by Guy Rocha, former Nevada State Archivist
The story of the Reese River Navigation Company in central Nevada is an oft repeated tall tale very short on depth.
Of nationwide scope was the stock promotion bubble of the Reese River Navigation Company... when thousands of credulous souls bought shares in a company ‘to freight rich ore from mines to mill on barges floating down the Reese River.' Little could they tell that the impressive river on the maps was (like most Nevada rivers) only a few inches deep!
So says Pioneer Nevada (1951), a creation of Reno's Thomas C. Wilson Advertising Agency, in its story "Incredible Austin!
The claim for the little river-just a stream really-in Lander and Nye counties is pure invention, a real anecdotal whooper, getting bigger and better with every telling. A host of articles and books have further exaggerated the tale since it first appeared in Nevada newspapers in 1946 as part of a Reno Harolds Club promotion. Any mention of the Reese River Navigation Company is conspicuously absent in Fred Hart's Sazerac Lying Club (1878), Oscar Lewis's The Town That Died Laughing (1955), and Donald R. Abbe's scholarly study, Austin and the Reese River Mining District (1985).
It's not known if John L. "Jock" Taylor, editor of Virginia City's Territorial Enterprise (1946) and Austin's Reese River Reveille (1949-62), created the story or just embellished it. A July 8, 1955 Oakland Tribune story quoted Taylor as saying:

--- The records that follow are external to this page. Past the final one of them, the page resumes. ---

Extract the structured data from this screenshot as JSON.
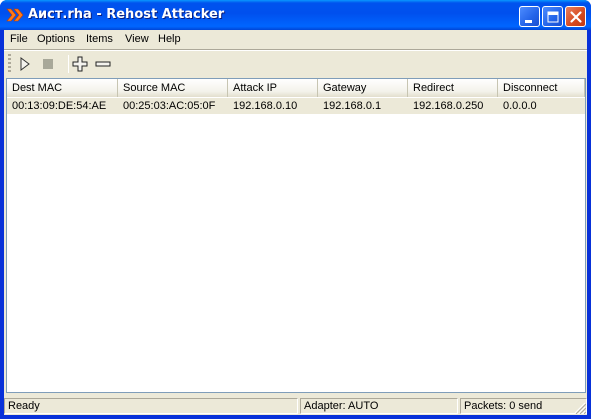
{
  "window": {
    "title": "Аист.rha - Rehost Attacker",
    "icons": {
      "app": "double-chevron-icon",
      "minimize": "minimize-icon",
      "maximize": "maximize-icon",
      "close": "close-icon"
    }
  },
  "menu": {
    "items": [
      {
        "label": "File"
      },
      {
        "label": "Options"
      },
      {
        "label": "Items"
      },
      {
        "label": "View"
      },
      {
        "label": "Help"
      }
    ]
  },
  "toolbar": {
    "buttons": [
      {
        "icon": "play-icon",
        "enabled": true
      },
      {
        "icon": "stop-icon",
        "enabled": false
      },
      {
        "icon": "add-icon",
        "enabled": true
      },
      {
        "icon": "remove-icon",
        "enabled": true
      }
    ]
  },
  "table": {
    "columns": [
      "Dest MAC",
      "Source MAC",
      "Attack IP",
      "Gateway",
      "Redirect",
      "Disconnect"
    ],
    "rows": [
      [
        "00:13:09:DE:54:AE",
        "00:25:03:AC:05:0F",
        "192.168.0.10",
        "192.168.0.1",
        "192.168.0.250",
        "0.0.0.0"
      ]
    ]
  },
  "status": {
    "state": "Ready",
    "adapter": "Adapter: AUTO",
    "packets": "Packets: 0 send"
  }
}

Thousands of gullible easterners dragged the old socks out from wherever they were hidden and peeled off greenbacks to a total never revealed. What became of the greenbacks and the promoters who garnered them nobody appears to have learned. Despite all the furor created by the navigation company, the Reese remains a virgin stream, down which no barge has ever floated or ever will.
Taylor also pointed out "that during the greater portion of the time it is necessary to grease the sides of the trout to enable them to navigate between the banks of the noble Reese."

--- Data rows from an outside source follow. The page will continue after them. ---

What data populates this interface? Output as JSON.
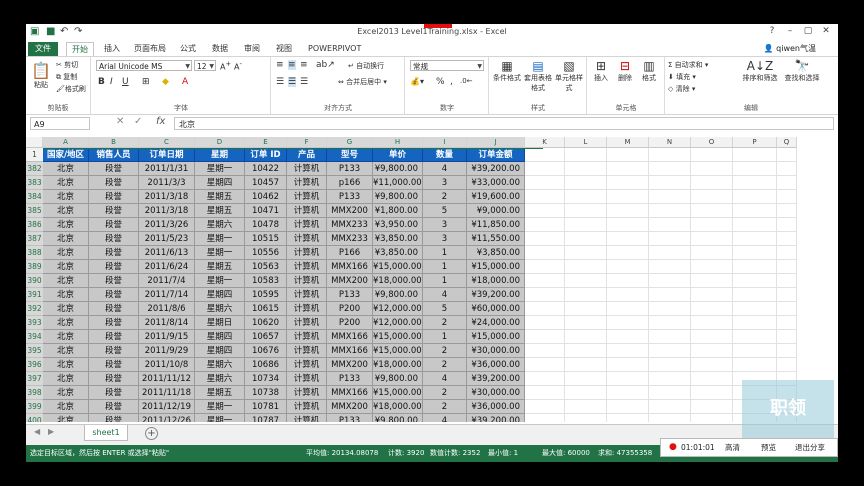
{
  "window": {
    "title": "Excel2013 Level1Training.xlsx - Excel"
  },
  "tabs": [
    "文件",
    "开始",
    "插入",
    "页面布局",
    "公式",
    "数据",
    "审阅",
    "视图",
    "POWERPIVOT"
  ],
  "user": "qiwen气温",
  "ribbon": {
    "clipboard": {
      "paste": "粘贴",
      "cut": "剪切",
      "copy": "复制",
      "format_painter": "格式刷",
      "label": "剪贴板"
    },
    "font": {
      "name": "Arial Unicode MS",
      "size": "12",
      "label": "字体"
    },
    "alignment": {
      "wrap": "自动换行",
      "merge": "合并后居中",
      "label": "对齐方式"
    },
    "number": {
      "format": "常规",
      "label": "数字"
    },
    "styles": {
      "conditional": "条件格式",
      "table": "套用表格格式",
      "cell_styles": "单元格样式",
      "label": "样式"
    },
    "cells": {
      "insert": "插入",
      "delete": "删除",
      "format": "格式",
      "label": "单元格"
    },
    "editing": {
      "autosum": "自动求和",
      "fill": "填充",
      "clear": "清除",
      "sort": "排序和筛选",
      "find": "查找和选择",
      "label": "编辑"
    }
  },
  "formula_bar": {
    "name_box": "A9",
    "fx": "fx",
    "value": "北京"
  },
  "columns": [
    "A",
    "B",
    "C",
    "D",
    "E",
    "F",
    "G",
    "H",
    "I",
    "J",
    "K",
    "L",
    "M",
    "N",
    "O",
    "P",
    "Q"
  ],
  "header_row": {
    "num": "1",
    "cells": [
      "国家/地区",
      "销售人员",
      "订单日期",
      "星期",
      "订单 ID",
      "产品",
      "型号",
      "单价",
      "数量",
      "订单金额"
    ]
  },
  "rows": [
    {
      "num": "382",
      "cells": [
        "北京",
        "段誉",
        "2011/1/31",
        "星期一",
        "10422",
        "计算机",
        "P133",
        "¥9,800.00",
        "4",
        "¥39,200.00"
      ]
    },
    {
      "num": "383",
      "cells": [
        "北京",
        "段誉",
        "2011/3/3",
        "星期四",
        "10457",
        "计算机",
        "p166",
        "¥11,000.00",
        "3",
        "¥33,000.00"
      ]
    },
    {
      "num": "384",
      "cells": [
        "北京",
        "段誉",
        "2011/3/18",
        "星期五",
        "10462",
        "计算机",
        "P133",
        "¥9,800.00",
        "2",
        "¥19,600.00"
      ]
    },
    {
      "num": "385",
      "cells": [
        "北京",
        "段誉",
        "2011/3/18",
        "星期五",
        "10471",
        "计算机",
        "MMX200",
        "¥1,800.00",
        "5",
        "¥9,000.00"
      ]
    },
    {
      "num": "386",
      "cells": [
        "北京",
        "段誉",
        "2011/3/26",
        "星期六",
        "10478",
        "计算机",
        "MMX233",
        "¥3,950.00",
        "3",
        "¥11,850.00"
      ]
    },
    {
      "num": "387",
      "cells": [
        "北京",
        "段誉",
        "2011/5/23",
        "星期一",
        "10515",
        "计算机",
        "MMX233",
        "¥3,850.00",
        "3",
        "¥11,550.00"
      ]
    },
    {
      "num": "388",
      "cells": [
        "北京",
        "段誉",
        "2011/6/13",
        "星期一",
        "10556",
        "计算机",
        "P166",
        "¥3,850.00",
        "1",
        "¥3,850.00"
      ]
    },
    {
      "num": "389",
      "cells": [
        "北京",
        "段誉",
        "2011/6/24",
        "星期五",
        "10563",
        "计算机",
        "MMX166",
        "¥15,000.00",
        "1",
        "¥15,000.00"
      ]
    },
    {
      "num": "390",
      "cells": [
        "北京",
        "段誉",
        "2011/7/4",
        "星期一",
        "10583",
        "计算机",
        "MMX200",
        "¥18,000.00",
        "1",
        "¥18,000.00"
      ]
    },
    {
      "num": "391",
      "cells": [
        "北京",
        "段誉",
        "2011/7/14",
        "星期四",
        "10595",
        "计算机",
        "P133",
        "¥9,800.00",
        "4",
        "¥39,200.00"
      ]
    },
    {
      "num": "392",
      "cells": [
        "北京",
        "段誉",
        "2011/8/6",
        "星期六",
        "10615",
        "计算机",
        "P200",
        "¥12,000.00",
        "5",
        "¥60,000.00"
      ]
    },
    {
      "num": "393",
      "cells": [
        "北京",
        "段誉",
        "2011/8/14",
        "星期日",
        "10620",
        "计算机",
        "P200",
        "¥12,000.00",
        "2",
        "¥24,000.00"
      ]
    },
    {
      "num": "394",
      "cells": [
        "北京",
        "段誉",
        "2011/9/15",
        "星期四",
        "10657",
        "计算机",
        "MMX166",
        "¥15,000.00",
        "1",
        "¥15,000.00"
      ]
    },
    {
      "num": "395",
      "cells": [
        "北京",
        "段誉",
        "2011/9/29",
        "星期四",
        "10676",
        "计算机",
        "MMX166",
        "¥15,000.00",
        "2",
        "¥30,000.00"
      ]
    },
    {
      "num": "396",
      "cells": [
        "北京",
        "段誉",
        "2011/10/8",
        "星期六",
        "10686",
        "计算机",
        "MMX200",
        "¥18,000.00",
        "2",
        "¥36,000.00"
      ]
    },
    {
      "num": "397",
      "cells": [
        "北京",
        "段誉",
        "2011/11/12",
        "星期六",
        "10734",
        "计算机",
        "P133",
        "¥9,800.00",
        "4",
        "¥39,200.00"
      ]
    },
    {
      "num": "398",
      "cells": [
        "北京",
        "段誉",
        "2011/11/18",
        "星期五",
        "10738",
        "计算机",
        "MMX166",
        "¥15,000.00",
        "2",
        "¥30,000.00"
      ]
    },
    {
      "num": "399",
      "cells": [
        "北京",
        "段誉",
        "2011/12/19",
        "星期一",
        "10781",
        "计算机",
        "MMX200",
        "¥18,000.00",
        "2",
        "¥36,000.00"
      ]
    },
    {
      "num": "400",
      "cells": [
        "北京",
        "段誉",
        "2011/12/26",
        "星期一",
        "10787",
        "计算机",
        "P133",
        "¥9,800.00",
        "4",
        "¥39,200.00"
      ]
    }
  ],
  "sheet_tab": "sheet1",
  "status": {
    "message": "选定目标区域，然后按 ENTER 或选择\"粘贴\"",
    "average": "平均值: 20134.08078",
    "count": "计数: 3920",
    "numeric_count": "数值计数: 2352",
    "min": "最小值: 1",
    "max": "最大值: 60000",
    "sum": "求和: 47355358"
  },
  "recorder": {
    "time": "01:01:01",
    "quality": "高清",
    "preview": "预览",
    "exit": "退出分享"
  },
  "watermark": "职领",
  "colors": {
    "excel_green": "#217346",
    "header_blue": "#1565c0",
    "data_gray": "#c8c8c8"
  }
}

Nevada native and history buff Myrtle T. Myles, writing in the Reno Evening Gazette on February 17, 1962, placed the alleged swindle during the Austin mining boom in the 1860s. Reporting one hundred years later on recent flooding in central Nevada, Myles called the river, named by Captain James H. Simpson for early Nevada pioneer and scout John Reese, the "muddy trickle." "Old posters printed by a fake concern, The Reese River Navigation Company, to which stock was sold to gullible Easterners," Myles recalled, "showing steamers plying up and down the stream, along whose banks factories and mills were pouring out smoke and steam, would not at present seem so ridiculous."
A contemporary version of the fable claims "Shares of the Reese River Navigation Company formed to freight ore in barges to the railroad, sold briskly to investors who recalled the strategic importance of the Sacramento River traffic to the Mother Lode mines of California fifteen years earlier." The fallacy in this rendition is that by the time the Central Pacific Railroad reached Battle Mountain in late 1868 the Reese River mining district was no longer booming and only some 2,000 people remained in Austin.

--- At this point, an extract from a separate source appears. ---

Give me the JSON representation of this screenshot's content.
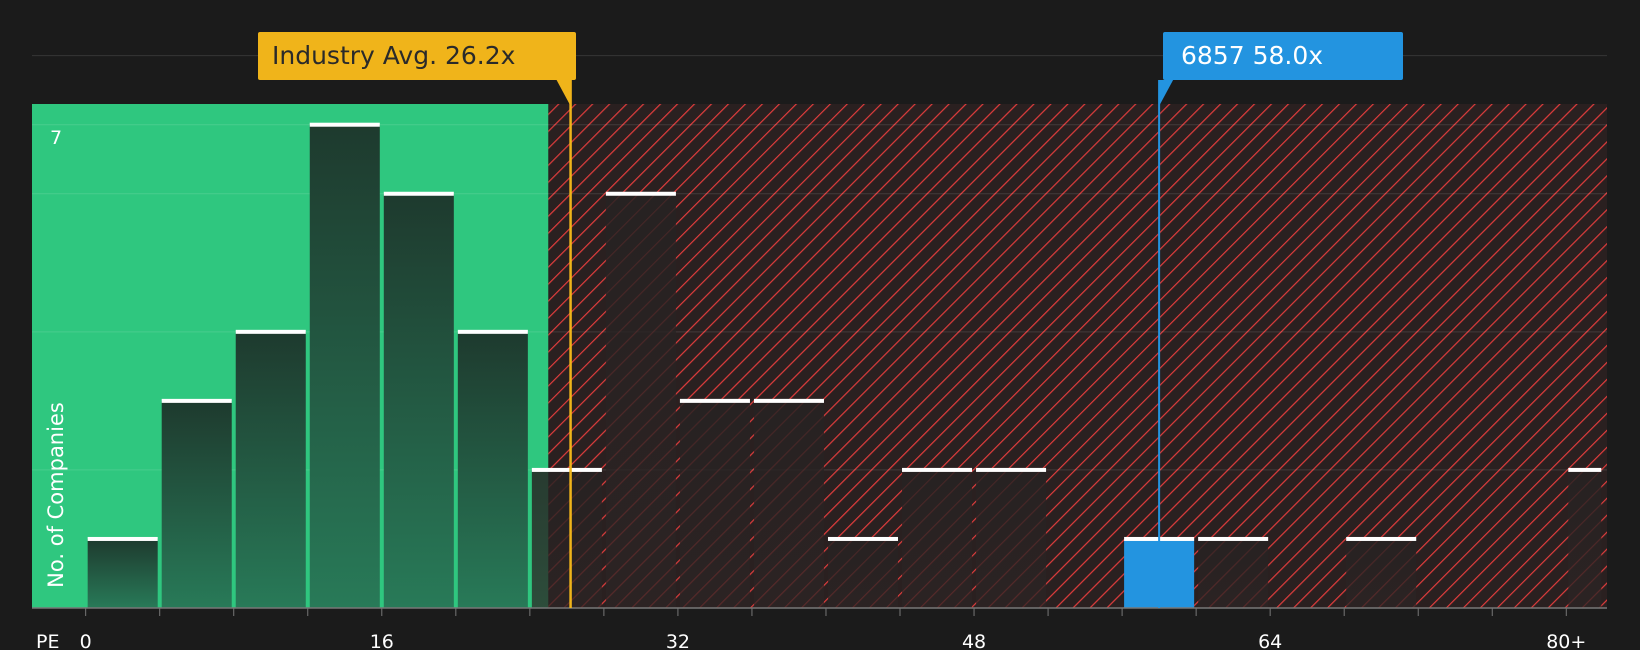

To date no Reese River Navigation Company posters have been found. Nor is there any record of a company by that name in the Secretary of State domestic and foreign incorporation filings housed in the Nevada State Archives. A review of digital and analog newspaper indexes for newspapers throughout Nevada and the United States using keyword "Reese River Navigation Company" has turned up nothing prior to 1946.
From all indications, Mark Twain, Dan DeQuille, Sam Davis, Fred Hart and a host of Nevada's nineteenth-century "humbug" journalists would be suitably impressed with the latter-day hoax called the Reese River Navigation Company.
Photo credit: Photo of Reese River flood near Austin, Nevada, 1910, courtesy of the Nevada Historical Society.
The Historical Myths of the Month are published in the Reno Gazette-Journal; the Sierra Sage, Carson City/Carson Valley; the Humboldt Sun; the Battle Mountain Bugle; Lovelock Review-Miner, and Nevada Observer (online version).